“They’re never going to be converted back to corner stores,” added LoMo Civic Association vice president Al Girard. “It just is not anywhere near economically viable to change a first-floor residence into a first-floor corner store. It just isn’t.”
Off of Broad Street and throughout the neighborhood, Matozzo says conversions to more single-family homes will also prevent the presence of more duplexes and triplexes, which requires variances.
Along these lines, another element to the new zoning map includes updating the former brush factory at 12th and Jackson streets from industrial commercial mixed-use to accommodate more residential uses, as the space operates as loft apartments.
“The level of intensity kind of varies based on what someone wants to come in and build…It makes sense to have more density and some of these more intense uses closer to transit,” Unver said. “On the edges of the neighborhoods, you kind of keep that residential core preserved.”
While more homes could pop up within the neighborhood, the civic association intends to foster additional businesses along the east side of Broad Street from Oregon to Snyder avenues, specifically changing some properties from single-family to neighborhood or community commercial mixed-uses.

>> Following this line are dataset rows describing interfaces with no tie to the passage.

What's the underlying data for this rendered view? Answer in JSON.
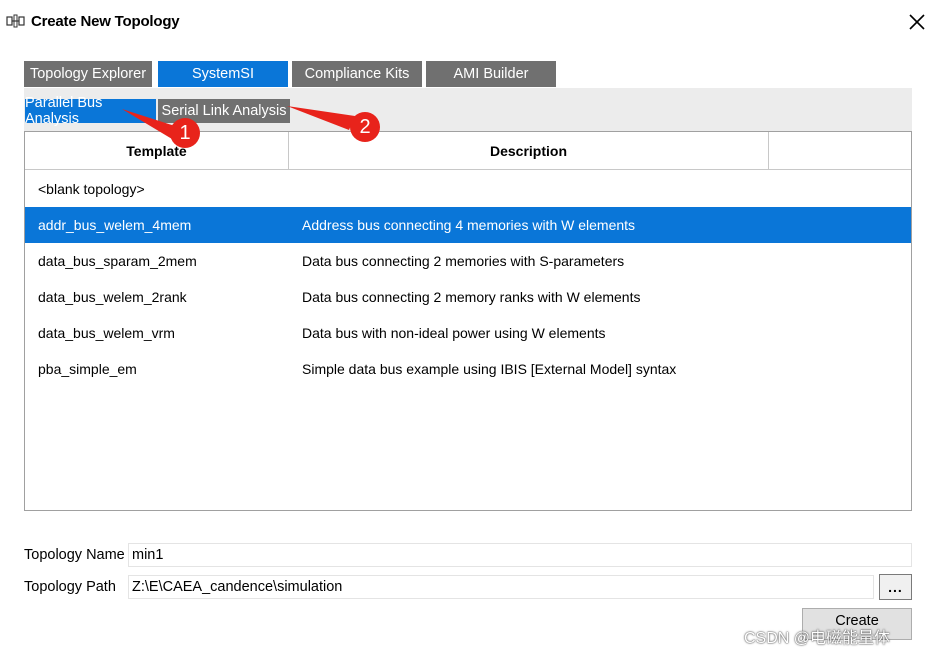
{
  "window": {
    "title": "Create New Topology",
    "close_glyph": "✕"
  },
  "main_tabs": [
    {
      "label": "Topology Explorer",
      "active": false
    },
    {
      "label": "SystemSI",
      "active": true
    },
    {
      "label": "Compliance Kits",
      "active": false
    },
    {
      "label": "AMI Builder",
      "active": false
    }
  ],
  "sub_tabs": [
    {
      "label": "Parallel Bus Analysis",
      "active": true
    },
    {
      "label": "Serial Link Analysis",
      "active": false
    }
  ],
  "table": {
    "columns": [
      "Template",
      "Description",
      ""
    ],
    "rows": [
      {
        "template": "<blank topology>",
        "description": "",
        "selected": false
      },
      {
        "template": "addr_bus_welem_4mem",
        "description": "Address bus connecting 4 memories with W elements",
        "selected": true
      },
      {
        "template": "data_bus_sparam_2mem",
        "description": "Data bus connecting 2 memories with S-parameters",
        "selected": false
      },
      {
        "template": "data_bus_welem_2rank",
        "description": "Data bus connecting 2 memory ranks with W elements",
        "selected": false
      },
      {
        "template": "data_bus_welem_vrm",
        "description": "Data bus with non-ideal power using W elements",
        "selected": false
      },
      {
        "template": "pba_simple_em",
        "description": "Simple data bus example using IBIS [External Model] syntax",
        "selected": false
      }
    ]
  },
  "form": {
    "name_label": "Topology Name",
    "name_value": "min1",
    "path_label": "Topology Path",
    "path_value": "Z:\\E\\CAEA_candence\\simulation",
    "browse_label": "...",
    "create_label": "Create"
  },
  "annotations": {
    "badge_1": "1",
    "badge_2": "2",
    "color": "#e8231b"
  },
  "watermark": "CSDN @电磁能量体",
  "colors": {
    "accent": "#0a76d8",
    "tab_inactive": "#707070"
  },
  "icons": {
    "title": "topology-app-icon",
    "close": "close-icon"
  }
}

“I think one of our main concerns is that we don’t want Broad Street to look kind of desolate like it does right now,” Matozzo said.

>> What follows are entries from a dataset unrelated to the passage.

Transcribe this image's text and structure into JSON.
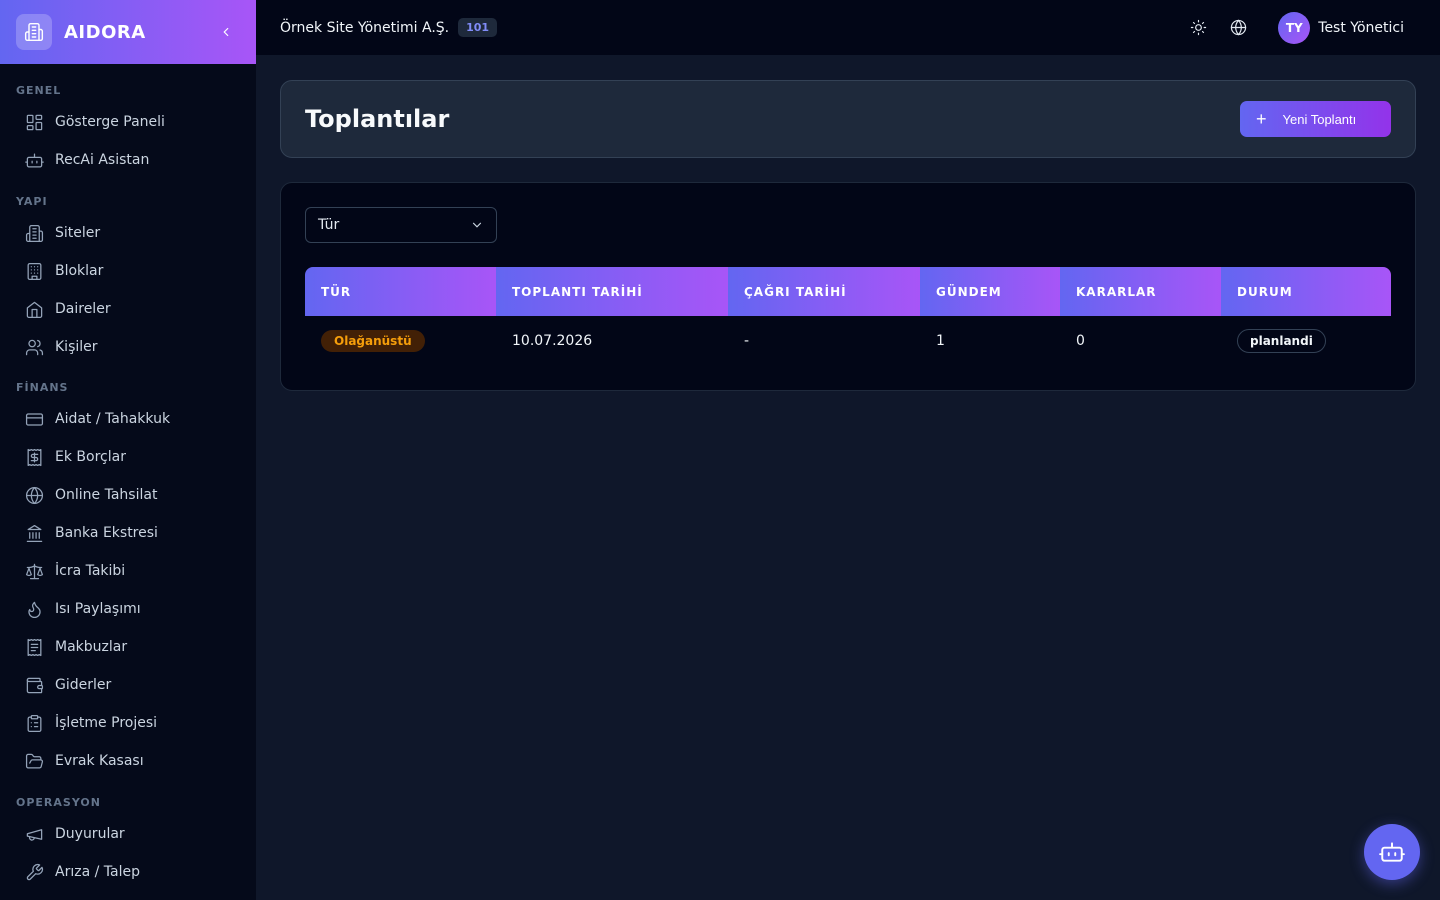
{
  "app": {
    "name": "AIDORA"
  },
  "sidebar": {
    "sections": [
      {
        "title": "GENEL",
        "items": [
          {
            "label": "Gösterge Paneli",
            "icon": "dashboard-icon"
          },
          {
            "label": "RecAi Asistan",
            "icon": "bot-icon"
          }
        ]
      },
      {
        "title": "YAPI",
        "items": [
          {
            "label": "Siteler",
            "icon": "building-icon"
          },
          {
            "label": "Bloklar",
            "icon": "block-icon"
          },
          {
            "label": "Daireler",
            "icon": "home-icon"
          },
          {
            "label": "Kişiler",
            "icon": "users-icon"
          }
        ]
      },
      {
        "title": "FİNANS",
        "items": [
          {
            "label": "Aidat / Tahakkuk",
            "icon": "credit-card-icon"
          },
          {
            "label": "Ek Borçlar",
            "icon": "dollar-receipt-icon"
          },
          {
            "label": "Online Tahsilat",
            "icon": "globe-icon"
          },
          {
            "label": "Banka Ekstresi",
            "icon": "bank-icon"
          },
          {
            "label": "İcra Takibi",
            "icon": "scale-icon"
          },
          {
            "label": "Isı Paylaşımı",
            "icon": "flame-icon"
          },
          {
            "label": "Makbuzlar",
            "icon": "receipt-icon"
          },
          {
            "label": "Giderler",
            "icon": "wallet-icon"
          },
          {
            "label": "İşletme Projesi",
            "icon": "clipboard-icon"
          },
          {
            "label": "Evrak Kasası",
            "icon": "folder-open-icon"
          }
        ]
      },
      {
        "title": "OPERASYON",
        "items": [
          {
            "label": "Duyurular",
            "icon": "megaphone-icon"
          },
          {
            "label": "Arıza / Talep",
            "icon": "wrench-icon"
          }
        ]
      }
    ]
  },
  "topbar": {
    "org_name": "Örnek Site Yönetimi A.Ş.",
    "org_badge": "101",
    "user_initials": "TY",
    "user_name": "Test Yönetici"
  },
  "page": {
    "title": "Toplantılar",
    "new_button": "Yeni Toplantı",
    "new_button_icon": "+",
    "filter_label": "Tür"
  },
  "table": {
    "columns": [
      "TÜR",
      "TOPLANTI TARİHİ",
      "ÇAĞRI TARİHİ",
      "GÜNDEM",
      "KARARLAR",
      "DURUM"
    ],
    "rows": [
      {
        "type": "Olağanüstü",
        "meeting_date": "10.07.2026",
        "call_date": "-",
        "agenda": "1",
        "decisions": "0",
        "status": "planlandi"
      }
    ]
  },
  "colors": {
    "accent_start": "#6366f1",
    "accent_end": "#a855f7",
    "warning": "#f59e0b"
  }
}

Two major adjustments on Broad Street include the rezoning of South Philadelphia High School and Methodist Hospital.
While both properties are zoned as residential, their new adjustments will incentivize more businesses, as opposed to more apartments, if either entity should ever permanently close.
The hospital is being proposed to community and Center City commercial mixed-use or (CMX-3), which is “intended to accommodate community- and region-serving mixed use development, including retail and service uses,” according to the Philadelphia Zoning Code.

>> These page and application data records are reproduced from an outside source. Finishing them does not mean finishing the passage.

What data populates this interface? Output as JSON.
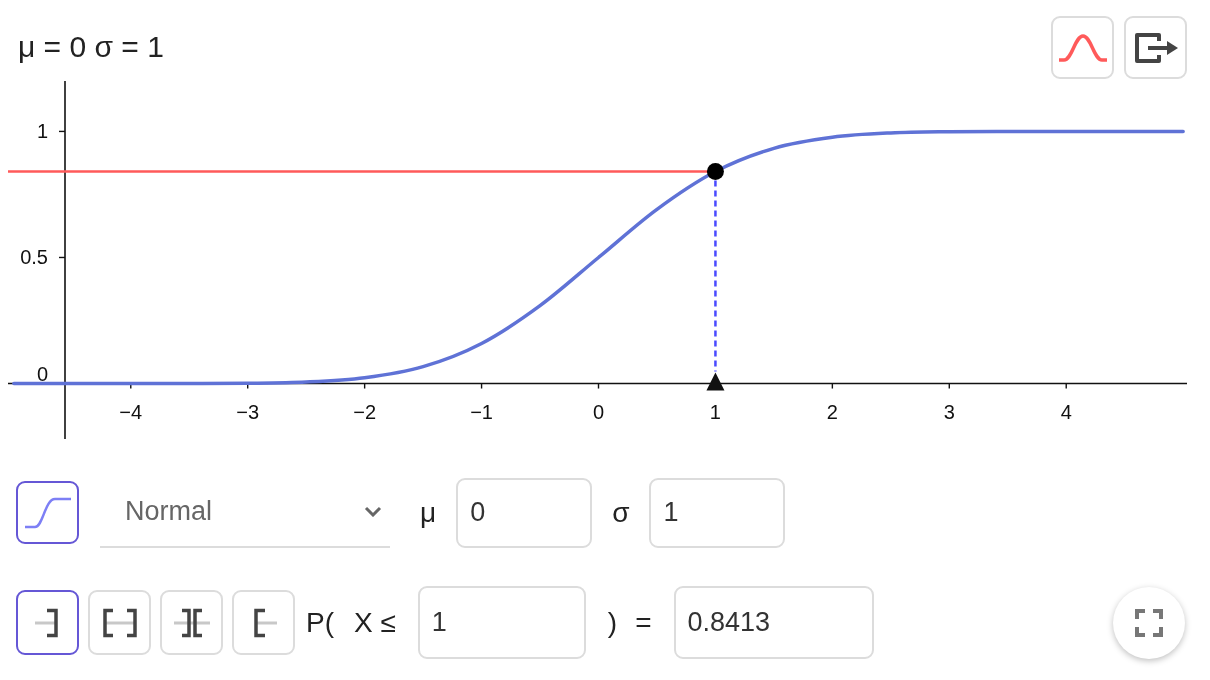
{
  "graphics_view": {
    "caption": "μ = 0 σ = 1",
    "chart_data": {
      "type": "line",
      "x": [
        -5,
        -4.5,
        -4,
        -3.5,
        -3,
        -2.5,
        -2,
        -1.5,
        -1,
        -0.5,
        0,
        0.5,
        1,
        1.5,
        2,
        2.5,
        3,
        3.5,
        4,
        4.5,
        5
      ],
      "series": [
        {
          "color": "#5f72d6",
          "values": [
            0,
            0,
            0,
            0,
            0.001,
            0.006,
            0.023,
            0.067,
            0.159,
            0.309,
            0.5,
            0.691,
            0.841,
            0.933,
            0.977,
            0.994,
            0.999,
            1,
            1,
            1,
            1
          ]
        }
      ],
      "xlim": [
        -5.05,
        5.05
      ],
      "ylim": [
        -0.22,
        1.2
      ],
      "xticks": [
        {
          "value": -4,
          "label": "−4"
        },
        {
          "value": -3,
          "label": "−3"
        },
        {
          "value": -2,
          "label": "−2"
        },
        {
          "value": -1,
          "label": "−1"
        },
        0,
        1,
        2,
        3,
        4
      ],
      "yticks": [
        0,
        0.5,
        1
      ],
      "ref_lines": [
        {
          "axis": "y",
          "value": 0.841
        },
        {
          "axis": "x",
          "value": 1
        }
      ]
    }
  },
  "distribution": {
    "cumulative_toggle": {
      "on": true
    },
    "selected_distribution": "Normal",
    "parameters": [
      {
        "label": "μ",
        "value": "0"
      },
      {
        "label": "σ",
        "value": "1"
      }
    ]
  },
  "probability": {
    "interval_modes": [
      {
        "kind": "left_sided",
        "selected": true
      },
      {
        "kind": "interval",
        "selected": false
      },
      {
        "kind": "two_tailed",
        "selected": false
      },
      {
        "kind": "right_sided",
        "selected": false
      }
    ],
    "prefix": "P(",
    "condition": "X ≤",
    "bound": "1",
    "suffix": ")",
    "equals": "=",
    "result": "0.8413"
  }
}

The high school is proposed for industrial residential mixed-use District (IRMX), which is “intended to accommodate a mix of low-impact industrial, artisan industrial, residential, and neighborhood commercial uses,” according to the Philadelphia Zoning Code.
“The proposal for Methodist, for example, is that – should it ever stop being a hospital, somebody can build a commercial property….you can put either a mixture of commercial and residential or you can make it all commercial or all office spaces,” Matozzo said. “That’s the kind of way you want to approach the thinking.”
Lower Moyamensing residents echoed the civic association’s thoughts.
“I’m happy that the location of the school, South Philly High, is being changed from residential to IRMX, which is industrial,” said resident Eve Miller. “I’m also happy that the Methodist Hospital site is being changed to CMX 3…it’s better than being residential. I don’t want it torn down to be apartments.”
In drafting a new map, the LoMo Civic Association thought it was also crucial to rezone a few auto-oriented commercial sections to either neighborhood commercial mixed-use or single-family houses, including one parcel at 10th and Ritner.
“Neighbors want as many single-family houses….We need to get that changed to RSA-5 hopefully before someone comes in with a plan so we can preempt an apartment building on that block,” Girard said.
After community outreach is completed, the final Philadelphia2035 plan will eventually be transformed into legislation introduced in City Council. Following a Planning Commission review, the plan will undergo a rules committee hearing and approval.
Finally, the plan will require a City Council vote and mayoral approval before being implemented.
“I think we want to have a say in our neighborhood and we want to kind of be able to advocate for the entire community and make sure that there are businesses that are consistent with the quality of life,” Matozzo said. “We’ve got a very stable neighborhood and we want to keep it that way.”